# EXERCISE GOAL
Every line containing the string "分单次数" should be returned from the records.

# DATA
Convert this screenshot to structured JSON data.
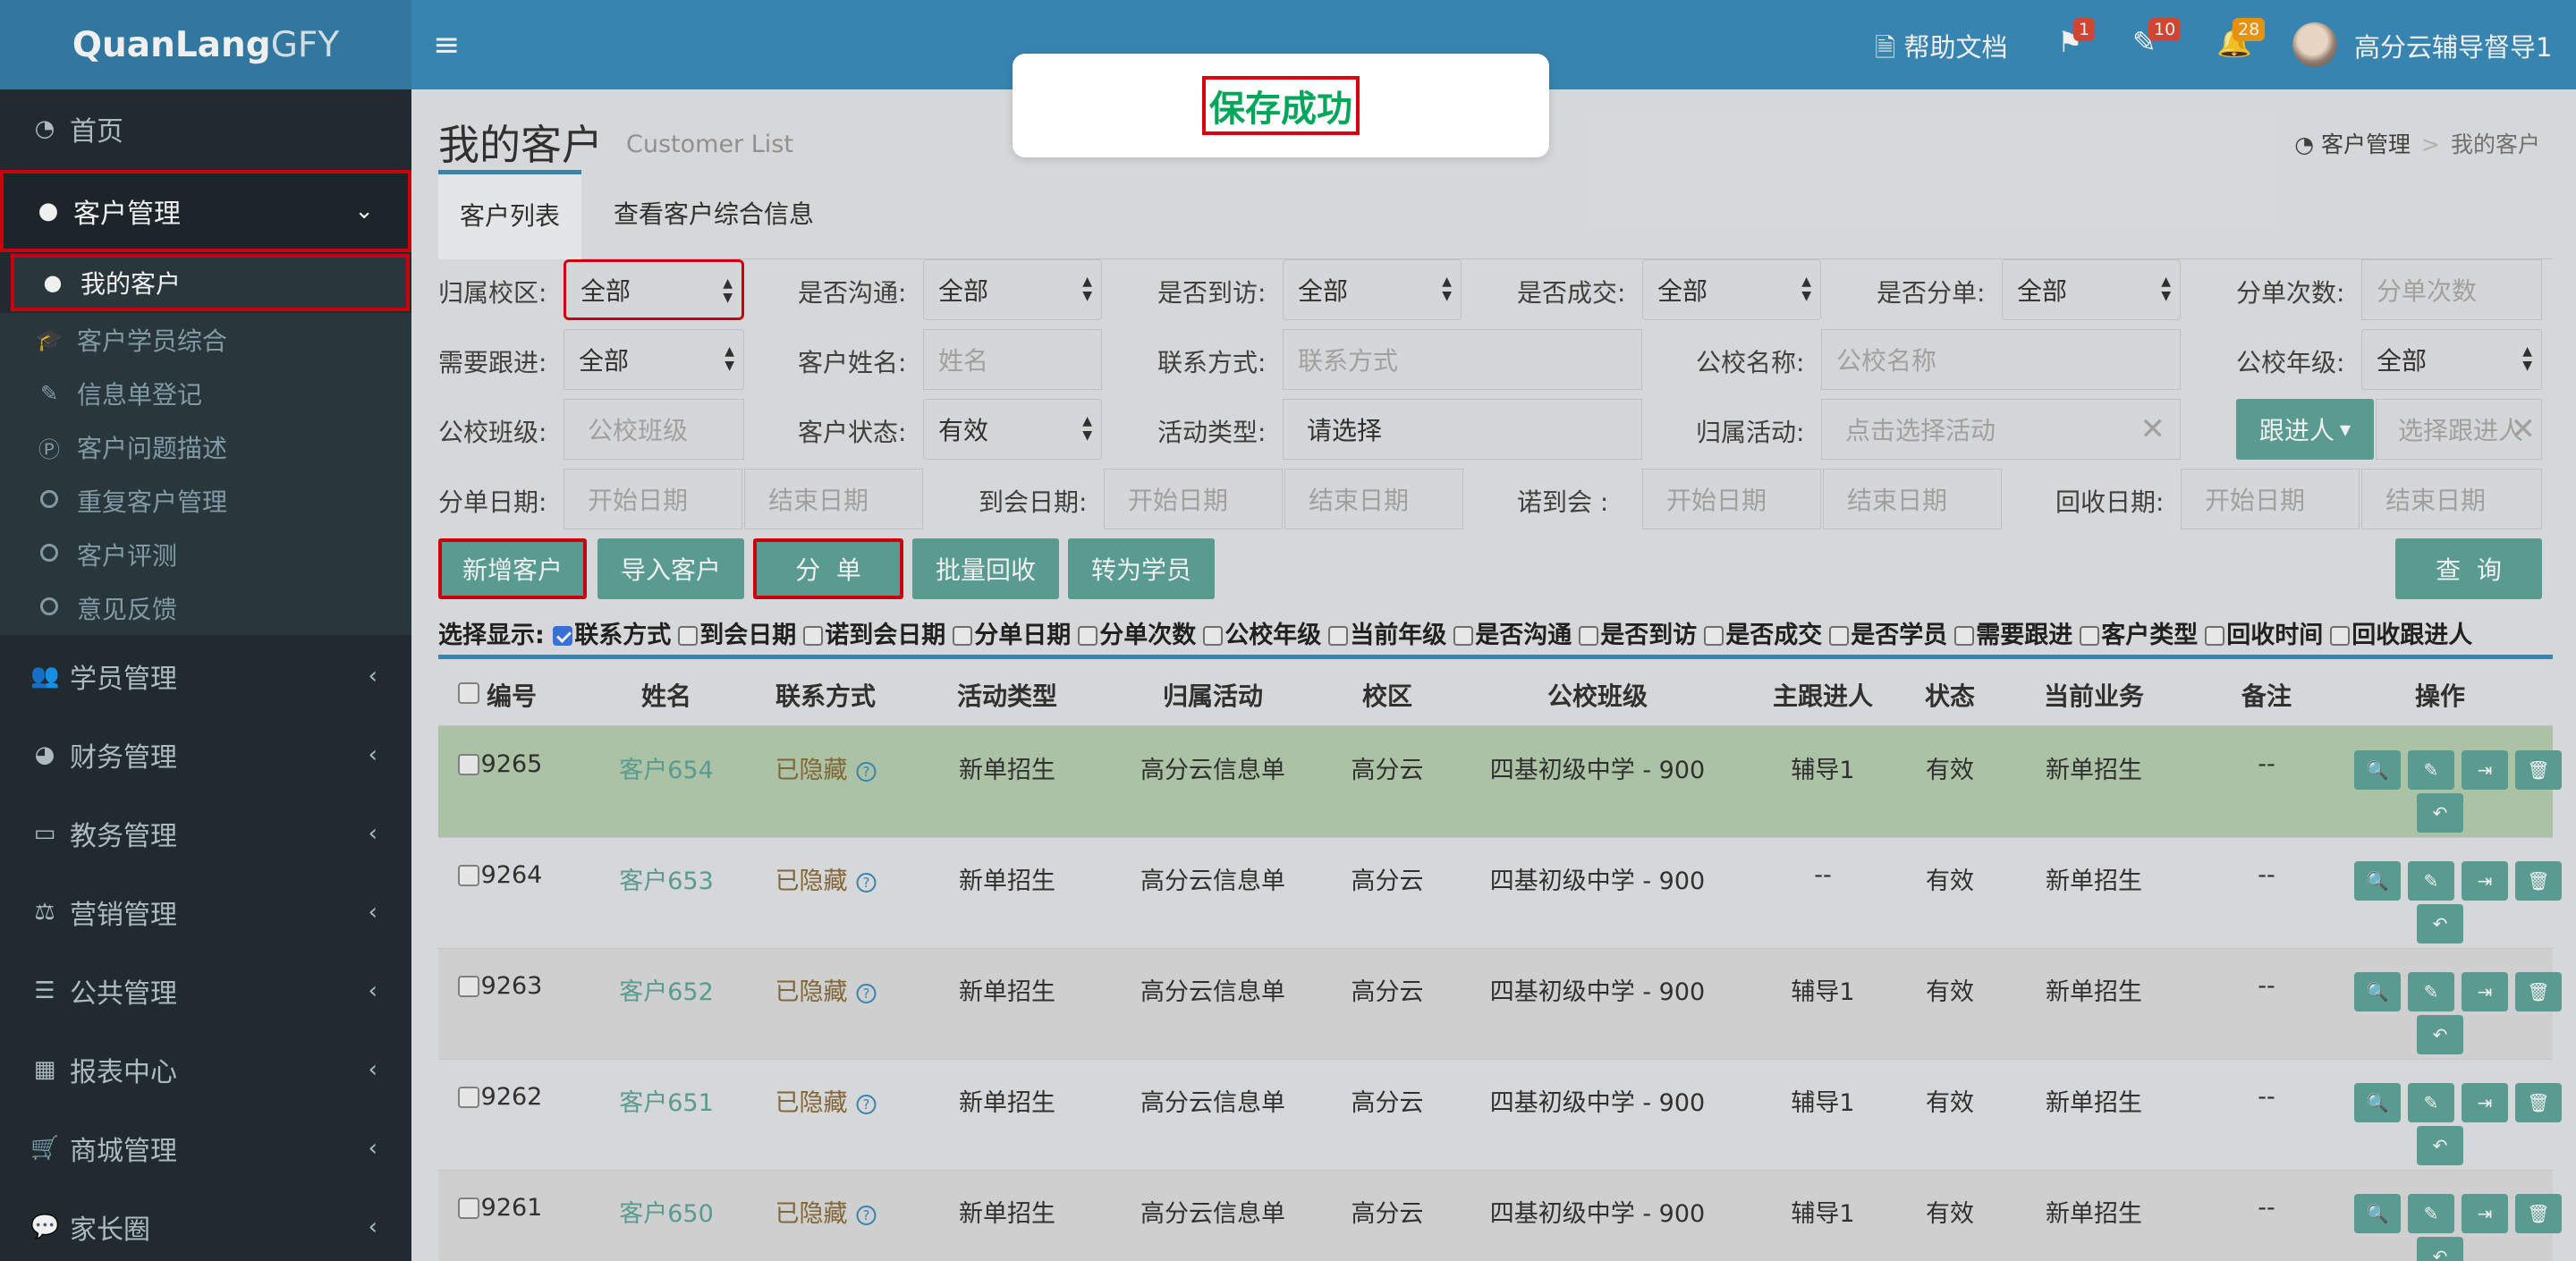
{
  "app": {
    "logo_main": "QuanLang",
    "logo_thin": "GFY"
  },
  "sidebar": {
    "items": [
      {
        "label": "首页",
        "icon": "dashboard-icon"
      },
      {
        "label": "客户管理",
        "icon": "user-icon"
      },
      {
        "label": "学员管理",
        "icon": "users-icon"
      },
      {
        "label": "财务管理",
        "icon": "pie-chart-icon"
      },
      {
        "label": "教务管理",
        "icon": "laptop-icon"
      },
      {
        "label": "营销管理",
        "icon": "balance-scale-icon"
      },
      {
        "label": "公共管理",
        "icon": "list-icon"
      },
      {
        "label": "报表中心",
        "icon": "table-icon"
      },
      {
        "label": "商城管理",
        "icon": "cart-icon"
      },
      {
        "label": "家长圈",
        "icon": "comments-icon"
      }
    ],
    "sub_items": [
      {
        "label": "我的客户",
        "icon": "user-icon"
      },
      {
        "label": "客户学员综合",
        "icon": "graduation-cap-icon"
      },
      {
        "label": "信息单登记",
        "icon": "edit-icon"
      },
      {
        "label": "客户问题描述",
        "icon": "product-hunt-icon"
      },
      {
        "label": "重复客户管理",
        "icon": "circle-icon"
      },
      {
        "label": "客户评测",
        "icon": "circle-icon"
      },
      {
        "label": "意见反馈",
        "icon": "circle-icon"
      }
    ]
  },
  "topbar": {
    "help": "帮助文档",
    "flag_count": "1",
    "edit_count": "10",
    "bell_count": "28",
    "user": "高分云辅导督导1"
  },
  "page": {
    "title": "我的客户",
    "subtitle": "Customer List",
    "breadcrumb": [
      "客户管理",
      "我的客户"
    ]
  },
  "tabs": [
    "客户列表",
    "查看客户综合信息"
  ],
  "filters": {
    "campus_label": "归属校区:",
    "campus_value": "全部",
    "communicated_label": "是否沟通:",
    "communicated_value": "全部",
    "visited_label": "是否到访:",
    "visited_value": "全部",
    "deal_label": "是否成交:",
    "deal_value": "全部",
    "split_label": "是否分单:",
    "split_value": "全部",
    "split_times_label": "分单次数:",
    "split_times_ph": "分单次数",
    "followup_label": "需要跟进:",
    "followup_value": "全部",
    "name_label": "客户姓名:",
    "name_ph": "姓名",
    "contact_label": "联系方式:",
    "contact_ph": "联系方式",
    "school_label": "公校名称:",
    "school_ph": "公校名称",
    "grade_label": "公校年级:",
    "grade_value": "全部",
    "class_label": "公校班级:",
    "class_ph": "公校班级",
    "status_label": "客户状态:",
    "status_value": "有效",
    "activity_type_label": "活动类型:",
    "activity_type_value": "请选择",
    "activity_label": "归属活动:",
    "activity_ph": "点击选择活动",
    "follower_btn": "跟进人",
    "follower_ph": "选择跟进人",
    "split_date_label": "分单日期:",
    "arrive_date_label": "到会日期:",
    "promise_label": "诺到会  :",
    "recycle_date_label": "回收日期:",
    "start_ph": "开始日期",
    "end_ph": "结束日期"
  },
  "buttons": {
    "add": "新增客户",
    "import": "导入客户",
    "split": "分  单",
    "recycle": "批量回收",
    "to_student": "转为学员",
    "query": "查  询"
  },
  "display": {
    "label": "选择显示:",
    "options": [
      {
        "label": "联系方式",
        "checked": true
      },
      {
        "label": "到会日期",
        "checked": false
      },
      {
        "label": "诺到会日期",
        "checked": false
      },
      {
        "label": "分单日期",
        "checked": false
      },
      {
        "label": "分单次数",
        "checked": false
      },
      {
        "label": "公校年级",
        "checked": false
      },
      {
        "label": "当前年级",
        "checked": false
      },
      {
        "label": "是否沟通",
        "checked": false
      },
      {
        "label": "是否到访",
        "checked": false
      },
      {
        "label": "是否成交",
        "checked": false
      },
      {
        "label": "是否学员",
        "checked": false
      },
      {
        "label": "需要跟进",
        "checked": false
      },
      {
        "label": "客户类型",
        "checked": false
      },
      {
        "label": "回收时间",
        "checked": false
      },
      {
        "label": "回收跟进人",
        "checked": false
      }
    ]
  },
  "table": {
    "headers": [
      "编号",
      "姓名",
      "联系方式",
      "活动类型",
      "归属活动",
      "校区",
      "公校班级",
      "主跟进人",
      "状态",
      "当前业务",
      "备注",
      "操作"
    ],
    "rows": [
      {
        "id": "9265",
        "name": "客户654",
        "contact": "已隐藏",
        "type": "新单招生",
        "activity": "高分云信息单",
        "campus": "高分云",
        "class": "四基初级中学 - 900",
        "follower": "辅导1",
        "status": "有效",
        "business": "新单招生",
        "note": "--"
      },
      {
        "id": "9264",
        "name": "客户653",
        "contact": "已隐藏",
        "type": "新单招生",
        "activity": "高分云信息单",
        "campus": "高分云",
        "class": "四基初级中学 - 900",
        "follower": "--",
        "status": "有效",
        "business": "新单招生",
        "note": "--"
      },
      {
        "id": "9263",
        "name": "客户652",
        "contact": "已隐藏",
        "type": "新单招生",
        "activity": "高分云信息单",
        "campus": "高分云",
        "class": "四基初级中学 - 900",
        "follower": "辅导1",
        "status": "有效",
        "business": "新单招生",
        "note": "--"
      },
      {
        "id": "9262",
        "name": "客户651",
        "contact": "已隐藏",
        "type": "新单招生",
        "activity": "高分云信息单",
        "campus": "高分云",
        "class": "四基初级中学 - 900",
        "follower": "辅导1",
        "status": "有效",
        "business": "新单招生",
        "note": "--"
      },
      {
        "id": "9261",
        "name": "客户650",
        "contact": "已隐藏",
        "type": "新单招生",
        "activity": "高分云信息单",
        "campus": "高分云",
        "class": "四基初级中学 - 900",
        "follower": "辅导1",
        "status": "有效",
        "business": "新单招生",
        "note": "--"
      }
    ]
  },
  "toast": {
    "message": "保存成功"
  },
  "colors": {
    "header": "#3c8dbc",
    "sidebar": "#222d32",
    "button": "#5fa59a",
    "success": "#00a65a",
    "highlight": "#d9000d"
  }
}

# RESULT OF THE TASK
    "split_times_label": "分单次数:",
    "split_times_ph": "分单次数",
        "label": "分单次数",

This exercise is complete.